The authority plans to fully restore the building's "iconic" facade while developing a "fully modern interior" over the next three years.
The announcement comes just days after firefighters were called to the building on High Street following a suspected arson attack.
The Palace Theatre was once the place to be seen, with up to 900 theatre-goers a night during its heyday at the turn of the 20th Century.
Having also been used as a bingo hall and a nightclub, weeds now grow from the roof and the brickwork is crumbling.
Heyday: The Palace Theatre was once the place to be seen
It has been on the Theatres Trust's 'at risk register' since the list was first published in 2006.
However Swansea council said it has made a deal with the building's Kent owners and is confident of securing Welsh Government funding for the renovation.
"It's difficult if the owner doesn't want to sell and doesn't have the resources to restore it," said council leader Rob Stewart.
"It's an iconic building for Swansea and we're grateful to be able to step in and save the building."
Council leader Rob Stewart said it was "an iconic building for Swansea"
Campaigners such as the Friends of Swansea Palace Theatre have criticised the council for failing to act sooner, while the Theatres Trust said it is now "optimistic" for the building's future.
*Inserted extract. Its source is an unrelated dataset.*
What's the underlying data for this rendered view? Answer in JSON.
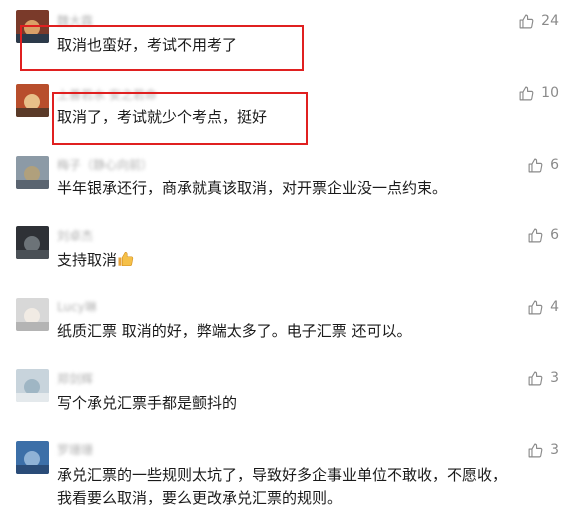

"We know from a previous feasibility study that it's unlikely that re-opening the Palace for theatre use will be viable," said the trust's architecture adviser, Claire Appleby.
"However, we would be generally supportive of a sensitive mixed-use regeneration scheme that looks to preserve the main body of the auditorium for community use."